**EXTRACTED ENTRIES:**
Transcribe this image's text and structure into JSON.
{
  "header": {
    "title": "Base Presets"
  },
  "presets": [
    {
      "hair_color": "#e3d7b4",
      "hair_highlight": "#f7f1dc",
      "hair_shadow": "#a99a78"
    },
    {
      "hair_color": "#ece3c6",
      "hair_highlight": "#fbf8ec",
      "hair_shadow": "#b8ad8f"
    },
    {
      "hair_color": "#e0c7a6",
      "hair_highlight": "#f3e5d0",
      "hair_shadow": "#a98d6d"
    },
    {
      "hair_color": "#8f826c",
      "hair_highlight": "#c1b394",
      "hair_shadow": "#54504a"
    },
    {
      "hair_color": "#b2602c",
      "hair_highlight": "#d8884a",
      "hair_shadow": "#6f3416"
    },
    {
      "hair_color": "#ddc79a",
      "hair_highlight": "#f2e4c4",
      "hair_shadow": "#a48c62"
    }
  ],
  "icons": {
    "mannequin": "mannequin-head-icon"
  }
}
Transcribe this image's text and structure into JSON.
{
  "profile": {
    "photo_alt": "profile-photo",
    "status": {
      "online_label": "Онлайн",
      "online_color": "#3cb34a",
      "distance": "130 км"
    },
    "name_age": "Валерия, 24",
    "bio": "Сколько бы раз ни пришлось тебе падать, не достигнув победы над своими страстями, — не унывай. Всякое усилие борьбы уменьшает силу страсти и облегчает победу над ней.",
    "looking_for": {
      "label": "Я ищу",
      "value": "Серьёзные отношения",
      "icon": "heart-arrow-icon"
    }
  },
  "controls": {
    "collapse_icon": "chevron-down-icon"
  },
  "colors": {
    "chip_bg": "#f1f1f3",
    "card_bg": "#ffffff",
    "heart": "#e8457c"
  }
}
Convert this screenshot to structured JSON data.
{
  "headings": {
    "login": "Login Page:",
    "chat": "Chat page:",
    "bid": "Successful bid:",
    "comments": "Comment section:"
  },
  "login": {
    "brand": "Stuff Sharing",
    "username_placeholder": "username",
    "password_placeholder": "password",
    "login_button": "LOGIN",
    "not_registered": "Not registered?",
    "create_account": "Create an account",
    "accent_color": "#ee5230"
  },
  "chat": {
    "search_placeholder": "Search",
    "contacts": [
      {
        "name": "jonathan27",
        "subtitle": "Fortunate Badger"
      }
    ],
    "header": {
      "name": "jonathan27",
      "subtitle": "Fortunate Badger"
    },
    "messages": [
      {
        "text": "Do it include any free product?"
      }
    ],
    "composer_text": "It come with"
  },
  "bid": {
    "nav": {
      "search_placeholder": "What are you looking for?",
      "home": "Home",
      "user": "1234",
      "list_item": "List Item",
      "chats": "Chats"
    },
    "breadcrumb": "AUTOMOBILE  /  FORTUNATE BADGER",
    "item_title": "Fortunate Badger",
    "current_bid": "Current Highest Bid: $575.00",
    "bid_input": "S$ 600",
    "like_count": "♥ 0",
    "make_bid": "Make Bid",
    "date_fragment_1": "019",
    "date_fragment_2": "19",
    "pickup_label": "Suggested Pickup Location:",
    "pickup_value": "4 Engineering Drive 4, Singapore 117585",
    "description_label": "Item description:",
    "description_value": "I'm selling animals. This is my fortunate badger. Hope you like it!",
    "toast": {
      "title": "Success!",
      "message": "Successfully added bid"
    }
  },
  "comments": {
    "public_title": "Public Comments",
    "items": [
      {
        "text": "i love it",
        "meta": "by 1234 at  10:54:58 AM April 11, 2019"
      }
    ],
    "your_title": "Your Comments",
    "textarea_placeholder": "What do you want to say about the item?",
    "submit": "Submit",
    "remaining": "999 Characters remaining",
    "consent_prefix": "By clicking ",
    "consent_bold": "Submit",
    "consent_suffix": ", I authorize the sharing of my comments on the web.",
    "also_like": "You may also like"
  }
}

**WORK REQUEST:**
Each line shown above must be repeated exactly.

**RESULT:**
Transcribe this image's text and structure into JSON.
{
  "header": {
    "title": "Base Presets"
  },
  "presets": [
    {
      "hair_color": "#e3d7b4",
      "hair_highlight": "#f7f1dc",
      "hair_shadow": "#a99a78"
    },
    {
      "hair_color": "#ece3c6",
      "hair_highlight": "#fbf8ec",
      "hair_shadow": "#b8ad8f"
    },
    {
      "hair_color": "#e0c7a6",
      "hair_highlight": "#f3e5d0",
      "hair_shadow": "#a98d6d"
    },
    {
      "hair_color": "#8f826c",
      "hair_highlight": "#c1b394",
      "hair_shadow": "#54504a"
    },
    {
      "hair_color": "#b2602c",
      "hair_highlight": "#d8884a",
      "hair_shadow": "#6f3416"
    },
    {
      "hair_color": "#ddc79a",
      "hair_highlight": "#f2e4c4",
      "hair_shadow": "#a48c62"
    }
  ],
  "icons": {
    "mannequin": "mannequin-head-icon"
  }
}
Transcribe this image's text and structure into JSON.
{
  "profile": {
    "photo_alt": "profile-photo",
    "status": {
      "online_label": "Онлайн",
      "online_color": "#3cb34a",
      "distance": "130 км"
    },
    "name_age": "Валерия, 24",
    "bio": "Сколько бы раз ни пришлось тебе падать, не достигнув победы над своими страстями, — не унывай. Всякое усилие борьбы уменьшает силу страсти и облегчает победу над ней.",
    "looking_for": {
      "label": "Я ищу",
      "value": "Серьёзные отношения",
      "icon": "heart-arrow-icon"
    }
  },
  "controls": {
    "collapse_icon": "chevron-down-icon"
  },
  "colors": {
    "chip_bg": "#f1f1f3",
    "card_bg": "#ffffff",
    "heart": "#e8457c"
  }
}
Convert this screenshot to structured JSON data.
{
  "headings": {
    "login": "Login Page:",
    "chat": "Chat page:",
    "bid": "Successful bid:",
    "comments": "Comment section:"
  },
  "login": {
    "brand": "Stuff Sharing",
    "username_placeholder": "username",
    "password_placeholder": "password",
    "login_button": "LOGIN",
    "not_registered": "Not registered?",
    "create_account": "Create an account",
    "accent_color": "#ee5230"
  },
  "chat": {
    "search_placeholder": "Search",
    "contacts": [
      {
        "name": "jonathan27",
        "subtitle": "Fortunate Badger"
      }
    ],
    "header": {
      "name": "jonathan27",
      "subtitle": "Fortunate Badger"
    },
    "messages": [
      {
        "text": "Do it include any free product?"
      }
    ],
    "composer_text": "It come with"
  },
  "bid": {
    "nav": {
      "search_placeholder": "What are you looking for?",
      "home": "Home",
      "user": "1234",
      "list_item": "List Item",
      "chats": "Chats"
    },
    "breadcrumb": "AUTOMOBILE  /  FORTUNATE BADGER",
    "item_title": "Fortunate Badger",
    "current_bid": "Current Highest Bid: $575.00",
    "bid_input": "S$ 600",
    "like_count": "♥ 0",
    "make_bid": "Make Bid",
    "date_fragment_1": "019",
    "date_fragment_2": "19",
    "pickup_label": "Suggested Pickup Location:",
    "pickup_value": "4 Engineering Drive 4, Singapore 117585",
    "description_label": "Item description:",
    "description_value": "I'm selling animals. This is my fortunate badger. Hope you like it!",
    "toast": {
      "title": "Success!",
      "message": "Successfully added bid"
    }
  },
  "comments": {
    "public_title": "Public Comments",
    "items": [
      {
        "text": "i love it",
        "meta": "by 1234 at  10:54:58 AM April 11, 2019"
      }
    ],
    "your_title": "Your Comments",
    "textarea_placeholder": "What do you want to say about the item?",
    "submit": "Submit",
    "remaining": "999 Characters remaining",
    "consent_prefix": "By clicking ",
    "consent_bold": "Submit",
    "consent_suffix": ", I authorize the sharing of my comments on the web.",
    "also_like": "You may also like"
  }
}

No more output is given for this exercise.